One of the Deep South’s finest pockets of deep woods, Alabama’s William B. Bankhead National Forest has a potential for adventure and natural beauty you’d expect of a bigger, wilder place. The forest’s 180,000 acres encompass pine-clad and hardwood forest, burbling streams, deep gorges, and an arkful of wildlife. Bankhead is part of the Warrior Mountains, the western terminus of the Appalachian Mountains; before Europeans arrived, the forests here had been hunted for some 12,000 years by the Choctaw and Cherokee peoples.
Bankhead’s jewel is the Sipsey Wilderness, sometimes called the “Land of a Thousand Waterfalls.” A maze of upland ridges and deep, lushly grown canyons, the Sipsey’s irregular topography is the result of a meeting between the limestone geology of the Cumberland Plateau and flowing, falling water — a lot of it. Thread your way into one of its deeper hollows and you’ll find stands of giant, ancient trees; in typical southern Appalachian fashion, they’ll likely be a diverse lot that includes yellow pine, eastern hemlock, and cucumber magnolia all jumbled together. And the music of falling water will almost certainly be heard wherever you go, likely from more than one quarter.

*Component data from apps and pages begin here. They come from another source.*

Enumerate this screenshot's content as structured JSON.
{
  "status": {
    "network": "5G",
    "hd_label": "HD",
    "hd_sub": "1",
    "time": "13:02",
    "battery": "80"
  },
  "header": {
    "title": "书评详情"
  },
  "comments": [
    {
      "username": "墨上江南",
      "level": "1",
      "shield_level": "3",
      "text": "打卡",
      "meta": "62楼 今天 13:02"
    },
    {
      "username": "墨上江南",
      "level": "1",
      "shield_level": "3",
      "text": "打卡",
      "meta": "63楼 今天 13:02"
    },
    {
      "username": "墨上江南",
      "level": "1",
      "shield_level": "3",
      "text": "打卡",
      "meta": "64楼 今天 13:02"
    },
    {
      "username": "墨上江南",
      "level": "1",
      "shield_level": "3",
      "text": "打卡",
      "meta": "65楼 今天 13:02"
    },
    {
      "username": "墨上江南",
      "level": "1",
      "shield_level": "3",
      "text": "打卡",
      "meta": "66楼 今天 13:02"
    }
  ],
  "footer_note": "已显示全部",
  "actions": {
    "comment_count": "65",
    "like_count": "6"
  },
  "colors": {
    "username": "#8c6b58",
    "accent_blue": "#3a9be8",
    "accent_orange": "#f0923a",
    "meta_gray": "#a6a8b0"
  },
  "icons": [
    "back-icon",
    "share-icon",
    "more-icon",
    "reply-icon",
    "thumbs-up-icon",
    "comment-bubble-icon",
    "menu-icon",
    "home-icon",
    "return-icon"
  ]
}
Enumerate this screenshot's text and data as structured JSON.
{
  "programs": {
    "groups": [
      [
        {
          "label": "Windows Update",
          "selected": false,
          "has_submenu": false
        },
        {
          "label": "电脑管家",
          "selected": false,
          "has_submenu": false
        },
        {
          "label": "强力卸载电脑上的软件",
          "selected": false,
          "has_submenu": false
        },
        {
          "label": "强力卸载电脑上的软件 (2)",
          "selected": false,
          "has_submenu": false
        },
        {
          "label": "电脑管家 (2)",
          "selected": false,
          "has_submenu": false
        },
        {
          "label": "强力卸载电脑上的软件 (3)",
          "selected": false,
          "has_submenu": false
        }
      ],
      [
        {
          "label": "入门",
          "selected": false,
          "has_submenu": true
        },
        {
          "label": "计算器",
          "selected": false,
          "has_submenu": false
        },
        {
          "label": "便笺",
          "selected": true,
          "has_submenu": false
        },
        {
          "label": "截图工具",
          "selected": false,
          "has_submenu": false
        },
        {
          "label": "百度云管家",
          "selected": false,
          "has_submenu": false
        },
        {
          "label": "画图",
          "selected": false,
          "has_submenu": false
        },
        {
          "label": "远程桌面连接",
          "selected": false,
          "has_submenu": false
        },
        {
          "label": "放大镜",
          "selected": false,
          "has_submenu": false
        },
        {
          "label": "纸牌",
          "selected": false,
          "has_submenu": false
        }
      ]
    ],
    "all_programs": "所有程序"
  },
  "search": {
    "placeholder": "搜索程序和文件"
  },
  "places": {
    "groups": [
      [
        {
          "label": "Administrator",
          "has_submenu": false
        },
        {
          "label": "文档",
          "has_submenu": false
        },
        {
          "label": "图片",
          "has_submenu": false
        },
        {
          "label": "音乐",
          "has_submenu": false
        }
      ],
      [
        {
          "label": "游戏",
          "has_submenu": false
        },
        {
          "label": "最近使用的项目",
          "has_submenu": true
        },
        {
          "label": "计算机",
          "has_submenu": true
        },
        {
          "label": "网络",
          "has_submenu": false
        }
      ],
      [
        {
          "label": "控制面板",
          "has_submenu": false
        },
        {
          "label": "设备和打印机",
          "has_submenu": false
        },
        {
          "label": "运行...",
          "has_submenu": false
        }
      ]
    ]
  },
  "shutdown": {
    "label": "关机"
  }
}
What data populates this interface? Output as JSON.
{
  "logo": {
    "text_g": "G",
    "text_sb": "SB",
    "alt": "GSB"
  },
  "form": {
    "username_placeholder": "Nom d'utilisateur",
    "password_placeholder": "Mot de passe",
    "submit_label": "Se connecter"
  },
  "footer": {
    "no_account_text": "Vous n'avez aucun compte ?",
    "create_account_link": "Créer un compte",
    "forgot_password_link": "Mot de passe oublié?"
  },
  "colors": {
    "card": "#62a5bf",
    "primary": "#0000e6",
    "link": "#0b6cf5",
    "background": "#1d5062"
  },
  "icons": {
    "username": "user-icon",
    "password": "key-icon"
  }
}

Bankhead is also home to the Sipsey Fork, Alabama’s only National Wild and Scenic River and a fine canoeing stream. The southeast quarter of the forest winds around part of the octopus-like Lewis Smith Lake, excellent for bass and bluegill fishing.